Page and application data records:
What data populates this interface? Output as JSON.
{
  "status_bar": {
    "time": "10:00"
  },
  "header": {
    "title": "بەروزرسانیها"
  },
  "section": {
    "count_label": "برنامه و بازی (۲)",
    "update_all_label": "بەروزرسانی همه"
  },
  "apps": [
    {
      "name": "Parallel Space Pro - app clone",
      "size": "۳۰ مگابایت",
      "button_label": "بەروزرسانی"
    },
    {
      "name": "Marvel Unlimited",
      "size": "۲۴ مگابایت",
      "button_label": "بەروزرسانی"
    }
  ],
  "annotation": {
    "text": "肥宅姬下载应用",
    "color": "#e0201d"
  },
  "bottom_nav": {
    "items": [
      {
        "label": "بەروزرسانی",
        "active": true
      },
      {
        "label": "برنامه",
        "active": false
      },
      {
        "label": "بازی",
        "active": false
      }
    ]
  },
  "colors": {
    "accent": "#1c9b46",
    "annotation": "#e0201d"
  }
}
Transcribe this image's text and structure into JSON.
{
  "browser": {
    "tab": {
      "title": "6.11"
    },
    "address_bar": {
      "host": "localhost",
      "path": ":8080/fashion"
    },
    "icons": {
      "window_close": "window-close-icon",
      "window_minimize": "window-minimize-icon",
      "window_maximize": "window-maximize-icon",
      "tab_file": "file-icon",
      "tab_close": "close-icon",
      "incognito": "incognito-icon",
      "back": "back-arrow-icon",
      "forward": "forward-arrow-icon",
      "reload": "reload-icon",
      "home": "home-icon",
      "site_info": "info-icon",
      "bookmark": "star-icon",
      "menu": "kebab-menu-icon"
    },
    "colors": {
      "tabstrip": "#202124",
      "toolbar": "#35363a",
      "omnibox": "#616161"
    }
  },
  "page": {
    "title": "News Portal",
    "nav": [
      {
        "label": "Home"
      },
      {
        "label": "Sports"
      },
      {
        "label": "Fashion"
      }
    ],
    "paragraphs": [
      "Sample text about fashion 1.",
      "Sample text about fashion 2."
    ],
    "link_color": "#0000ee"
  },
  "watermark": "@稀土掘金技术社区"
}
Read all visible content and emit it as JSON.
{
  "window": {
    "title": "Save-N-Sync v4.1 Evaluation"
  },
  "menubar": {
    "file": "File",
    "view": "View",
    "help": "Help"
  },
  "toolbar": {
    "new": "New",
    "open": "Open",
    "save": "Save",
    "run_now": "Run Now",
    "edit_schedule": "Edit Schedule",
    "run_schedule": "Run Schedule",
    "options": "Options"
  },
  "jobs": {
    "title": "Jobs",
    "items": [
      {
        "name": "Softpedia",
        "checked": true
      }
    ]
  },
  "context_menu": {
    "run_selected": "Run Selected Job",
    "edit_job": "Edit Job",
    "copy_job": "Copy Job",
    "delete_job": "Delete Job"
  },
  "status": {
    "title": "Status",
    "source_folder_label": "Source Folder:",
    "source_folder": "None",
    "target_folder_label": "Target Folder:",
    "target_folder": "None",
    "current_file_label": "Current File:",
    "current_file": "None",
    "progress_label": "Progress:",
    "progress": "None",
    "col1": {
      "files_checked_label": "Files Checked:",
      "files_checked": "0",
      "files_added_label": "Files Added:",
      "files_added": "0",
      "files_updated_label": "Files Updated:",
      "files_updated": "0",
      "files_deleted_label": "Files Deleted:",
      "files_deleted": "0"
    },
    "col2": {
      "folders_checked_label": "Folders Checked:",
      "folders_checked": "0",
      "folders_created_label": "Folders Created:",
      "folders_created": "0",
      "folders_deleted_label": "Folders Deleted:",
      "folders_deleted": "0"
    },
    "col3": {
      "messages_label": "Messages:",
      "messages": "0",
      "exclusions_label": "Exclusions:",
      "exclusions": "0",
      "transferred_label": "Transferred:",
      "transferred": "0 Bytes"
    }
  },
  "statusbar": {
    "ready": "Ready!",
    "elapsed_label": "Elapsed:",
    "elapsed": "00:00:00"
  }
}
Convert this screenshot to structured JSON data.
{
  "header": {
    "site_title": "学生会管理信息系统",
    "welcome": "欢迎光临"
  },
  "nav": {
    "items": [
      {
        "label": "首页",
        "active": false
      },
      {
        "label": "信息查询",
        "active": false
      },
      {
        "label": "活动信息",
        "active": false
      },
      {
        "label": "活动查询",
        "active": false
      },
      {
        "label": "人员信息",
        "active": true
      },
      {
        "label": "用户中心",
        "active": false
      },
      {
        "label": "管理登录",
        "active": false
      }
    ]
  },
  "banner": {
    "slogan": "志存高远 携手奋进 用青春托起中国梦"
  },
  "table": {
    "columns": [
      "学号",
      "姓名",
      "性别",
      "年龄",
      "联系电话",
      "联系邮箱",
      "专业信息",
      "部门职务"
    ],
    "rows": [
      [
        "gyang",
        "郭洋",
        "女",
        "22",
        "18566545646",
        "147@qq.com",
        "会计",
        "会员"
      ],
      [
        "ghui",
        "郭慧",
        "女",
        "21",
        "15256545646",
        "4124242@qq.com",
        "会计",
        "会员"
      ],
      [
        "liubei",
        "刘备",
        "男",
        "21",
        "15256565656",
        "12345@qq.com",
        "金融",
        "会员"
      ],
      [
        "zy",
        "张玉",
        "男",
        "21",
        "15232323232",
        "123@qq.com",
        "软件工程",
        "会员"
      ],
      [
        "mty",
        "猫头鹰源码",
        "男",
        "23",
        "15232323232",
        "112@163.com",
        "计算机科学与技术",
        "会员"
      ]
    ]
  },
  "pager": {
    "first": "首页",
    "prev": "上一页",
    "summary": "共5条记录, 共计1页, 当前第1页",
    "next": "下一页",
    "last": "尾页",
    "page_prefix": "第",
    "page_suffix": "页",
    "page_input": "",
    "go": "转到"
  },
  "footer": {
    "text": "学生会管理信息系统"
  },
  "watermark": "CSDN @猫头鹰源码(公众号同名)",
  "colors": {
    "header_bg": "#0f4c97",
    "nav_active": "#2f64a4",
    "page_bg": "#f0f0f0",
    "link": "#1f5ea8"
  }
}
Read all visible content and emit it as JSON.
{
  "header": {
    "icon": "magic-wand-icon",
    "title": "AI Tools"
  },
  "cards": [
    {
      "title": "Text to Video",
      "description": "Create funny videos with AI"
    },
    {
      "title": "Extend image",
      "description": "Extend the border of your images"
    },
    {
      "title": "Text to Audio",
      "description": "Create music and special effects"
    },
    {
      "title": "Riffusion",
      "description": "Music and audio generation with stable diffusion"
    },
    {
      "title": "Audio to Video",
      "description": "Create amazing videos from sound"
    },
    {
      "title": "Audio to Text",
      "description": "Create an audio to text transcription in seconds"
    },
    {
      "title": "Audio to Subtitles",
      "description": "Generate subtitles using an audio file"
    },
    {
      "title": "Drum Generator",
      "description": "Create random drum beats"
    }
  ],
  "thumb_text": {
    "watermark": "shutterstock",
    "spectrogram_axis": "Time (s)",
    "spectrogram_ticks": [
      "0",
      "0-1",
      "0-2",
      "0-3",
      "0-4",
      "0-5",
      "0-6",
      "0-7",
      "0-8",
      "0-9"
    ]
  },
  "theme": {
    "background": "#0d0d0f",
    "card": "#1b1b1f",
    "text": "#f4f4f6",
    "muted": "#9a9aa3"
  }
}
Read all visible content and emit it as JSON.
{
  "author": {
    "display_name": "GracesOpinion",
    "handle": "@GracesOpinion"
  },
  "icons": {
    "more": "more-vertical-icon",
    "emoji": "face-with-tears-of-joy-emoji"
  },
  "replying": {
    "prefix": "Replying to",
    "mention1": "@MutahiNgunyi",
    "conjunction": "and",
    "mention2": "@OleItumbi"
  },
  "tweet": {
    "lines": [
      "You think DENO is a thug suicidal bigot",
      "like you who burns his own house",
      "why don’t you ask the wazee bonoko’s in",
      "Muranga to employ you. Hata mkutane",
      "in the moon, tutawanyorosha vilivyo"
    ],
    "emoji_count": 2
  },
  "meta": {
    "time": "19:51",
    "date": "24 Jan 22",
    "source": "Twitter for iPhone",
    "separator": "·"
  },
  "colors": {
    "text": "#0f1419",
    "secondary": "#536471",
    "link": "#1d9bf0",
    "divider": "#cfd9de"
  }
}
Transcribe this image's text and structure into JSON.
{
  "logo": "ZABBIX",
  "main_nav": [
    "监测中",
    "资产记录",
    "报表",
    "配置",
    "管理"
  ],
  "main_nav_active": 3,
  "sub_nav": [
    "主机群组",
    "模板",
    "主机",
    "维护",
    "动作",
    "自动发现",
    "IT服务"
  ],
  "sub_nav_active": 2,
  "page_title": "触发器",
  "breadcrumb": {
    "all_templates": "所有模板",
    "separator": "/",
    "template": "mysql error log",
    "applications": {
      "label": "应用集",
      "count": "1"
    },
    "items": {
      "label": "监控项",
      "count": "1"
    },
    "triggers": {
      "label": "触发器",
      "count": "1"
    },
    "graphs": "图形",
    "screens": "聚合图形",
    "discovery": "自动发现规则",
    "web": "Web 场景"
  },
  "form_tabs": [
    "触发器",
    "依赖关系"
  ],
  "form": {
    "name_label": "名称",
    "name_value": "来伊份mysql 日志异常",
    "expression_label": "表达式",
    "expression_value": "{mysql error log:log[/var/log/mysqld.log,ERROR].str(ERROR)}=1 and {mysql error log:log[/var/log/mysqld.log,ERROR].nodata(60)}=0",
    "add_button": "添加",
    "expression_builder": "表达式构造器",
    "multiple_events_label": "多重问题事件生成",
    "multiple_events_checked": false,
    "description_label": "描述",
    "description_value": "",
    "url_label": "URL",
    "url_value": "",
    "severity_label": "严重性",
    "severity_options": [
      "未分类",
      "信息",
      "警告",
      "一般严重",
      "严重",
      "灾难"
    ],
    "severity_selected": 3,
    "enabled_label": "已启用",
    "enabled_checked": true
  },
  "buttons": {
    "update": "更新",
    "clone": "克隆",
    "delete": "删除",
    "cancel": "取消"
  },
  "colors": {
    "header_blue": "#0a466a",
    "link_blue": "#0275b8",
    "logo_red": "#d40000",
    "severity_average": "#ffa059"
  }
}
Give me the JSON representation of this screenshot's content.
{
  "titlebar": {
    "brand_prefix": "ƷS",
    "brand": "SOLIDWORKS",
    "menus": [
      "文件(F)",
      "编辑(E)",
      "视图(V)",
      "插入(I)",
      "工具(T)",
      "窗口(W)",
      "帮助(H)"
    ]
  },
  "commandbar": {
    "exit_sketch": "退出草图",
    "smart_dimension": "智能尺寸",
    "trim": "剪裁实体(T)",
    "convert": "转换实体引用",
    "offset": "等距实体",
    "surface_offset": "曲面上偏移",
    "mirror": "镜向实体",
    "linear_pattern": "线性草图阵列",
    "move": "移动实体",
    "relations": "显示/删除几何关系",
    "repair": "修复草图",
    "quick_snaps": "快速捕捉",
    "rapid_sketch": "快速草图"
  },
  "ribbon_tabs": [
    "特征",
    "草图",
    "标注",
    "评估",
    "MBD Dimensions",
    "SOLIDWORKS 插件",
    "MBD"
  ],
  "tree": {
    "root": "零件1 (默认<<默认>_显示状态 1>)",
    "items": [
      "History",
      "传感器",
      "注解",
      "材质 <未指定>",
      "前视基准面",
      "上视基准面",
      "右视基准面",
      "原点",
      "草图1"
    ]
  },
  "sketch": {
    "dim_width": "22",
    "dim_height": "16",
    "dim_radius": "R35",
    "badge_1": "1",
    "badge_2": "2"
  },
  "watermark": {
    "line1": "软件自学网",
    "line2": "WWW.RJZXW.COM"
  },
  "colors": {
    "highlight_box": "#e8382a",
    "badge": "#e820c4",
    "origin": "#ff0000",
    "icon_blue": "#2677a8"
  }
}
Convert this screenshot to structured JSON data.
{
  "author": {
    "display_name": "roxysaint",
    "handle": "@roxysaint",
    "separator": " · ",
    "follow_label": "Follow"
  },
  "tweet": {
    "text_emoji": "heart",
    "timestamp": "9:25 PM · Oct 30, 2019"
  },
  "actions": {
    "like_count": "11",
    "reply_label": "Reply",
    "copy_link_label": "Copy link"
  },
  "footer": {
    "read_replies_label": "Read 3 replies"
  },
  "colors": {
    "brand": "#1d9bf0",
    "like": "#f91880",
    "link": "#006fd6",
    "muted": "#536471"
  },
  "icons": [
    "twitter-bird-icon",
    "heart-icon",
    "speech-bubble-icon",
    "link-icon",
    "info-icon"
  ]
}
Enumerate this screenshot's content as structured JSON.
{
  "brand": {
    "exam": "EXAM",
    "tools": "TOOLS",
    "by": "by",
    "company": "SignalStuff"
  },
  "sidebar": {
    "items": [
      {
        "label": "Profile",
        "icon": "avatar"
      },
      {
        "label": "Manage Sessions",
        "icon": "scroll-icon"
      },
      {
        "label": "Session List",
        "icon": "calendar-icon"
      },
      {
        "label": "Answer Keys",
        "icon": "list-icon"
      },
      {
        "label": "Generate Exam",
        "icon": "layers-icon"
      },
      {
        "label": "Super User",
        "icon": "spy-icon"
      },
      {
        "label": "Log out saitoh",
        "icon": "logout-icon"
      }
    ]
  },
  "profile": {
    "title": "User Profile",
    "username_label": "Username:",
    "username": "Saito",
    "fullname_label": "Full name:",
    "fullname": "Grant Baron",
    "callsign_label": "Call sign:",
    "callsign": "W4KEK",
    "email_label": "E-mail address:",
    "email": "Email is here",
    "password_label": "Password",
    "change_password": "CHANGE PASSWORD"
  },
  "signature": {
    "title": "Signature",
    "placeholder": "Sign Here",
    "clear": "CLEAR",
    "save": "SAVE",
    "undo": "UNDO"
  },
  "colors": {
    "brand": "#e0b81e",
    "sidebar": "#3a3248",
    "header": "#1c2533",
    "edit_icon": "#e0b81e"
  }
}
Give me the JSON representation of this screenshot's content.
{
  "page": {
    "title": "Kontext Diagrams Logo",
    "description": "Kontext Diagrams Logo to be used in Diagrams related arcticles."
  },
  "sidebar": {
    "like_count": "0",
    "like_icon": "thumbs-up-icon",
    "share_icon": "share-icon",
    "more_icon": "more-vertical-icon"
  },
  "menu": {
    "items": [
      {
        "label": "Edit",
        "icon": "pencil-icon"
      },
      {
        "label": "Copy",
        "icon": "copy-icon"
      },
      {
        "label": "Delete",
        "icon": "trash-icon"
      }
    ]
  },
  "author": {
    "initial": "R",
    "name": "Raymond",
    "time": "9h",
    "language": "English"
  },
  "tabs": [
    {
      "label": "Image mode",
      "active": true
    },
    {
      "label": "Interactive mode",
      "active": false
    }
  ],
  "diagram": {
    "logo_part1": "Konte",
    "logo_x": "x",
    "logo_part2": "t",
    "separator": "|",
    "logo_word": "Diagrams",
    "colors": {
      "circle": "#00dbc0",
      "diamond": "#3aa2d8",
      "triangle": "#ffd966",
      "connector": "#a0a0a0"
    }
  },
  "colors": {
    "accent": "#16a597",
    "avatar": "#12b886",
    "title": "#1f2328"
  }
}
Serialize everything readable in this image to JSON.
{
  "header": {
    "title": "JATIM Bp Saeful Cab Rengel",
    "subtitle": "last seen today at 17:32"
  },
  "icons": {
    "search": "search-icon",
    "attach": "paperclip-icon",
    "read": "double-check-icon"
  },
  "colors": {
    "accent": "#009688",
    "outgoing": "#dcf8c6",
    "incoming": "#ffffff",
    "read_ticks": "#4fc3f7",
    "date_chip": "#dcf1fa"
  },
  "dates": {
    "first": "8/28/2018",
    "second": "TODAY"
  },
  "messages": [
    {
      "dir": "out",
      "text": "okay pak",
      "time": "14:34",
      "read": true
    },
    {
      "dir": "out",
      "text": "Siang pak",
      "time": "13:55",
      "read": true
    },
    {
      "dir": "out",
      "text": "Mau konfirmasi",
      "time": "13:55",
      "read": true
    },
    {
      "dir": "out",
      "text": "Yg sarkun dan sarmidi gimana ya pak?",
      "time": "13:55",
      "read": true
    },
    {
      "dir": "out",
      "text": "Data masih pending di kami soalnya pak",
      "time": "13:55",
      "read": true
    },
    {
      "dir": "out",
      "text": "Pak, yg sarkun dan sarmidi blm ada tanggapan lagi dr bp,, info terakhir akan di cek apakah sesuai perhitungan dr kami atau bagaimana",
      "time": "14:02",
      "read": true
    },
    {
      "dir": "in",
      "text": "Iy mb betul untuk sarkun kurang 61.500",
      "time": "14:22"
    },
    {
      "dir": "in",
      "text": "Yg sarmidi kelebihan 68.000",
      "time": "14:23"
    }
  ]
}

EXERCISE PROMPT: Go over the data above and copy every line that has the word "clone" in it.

RESULT:
      "name": "Parallel Space Pro - app clone",
    "clone": "克隆",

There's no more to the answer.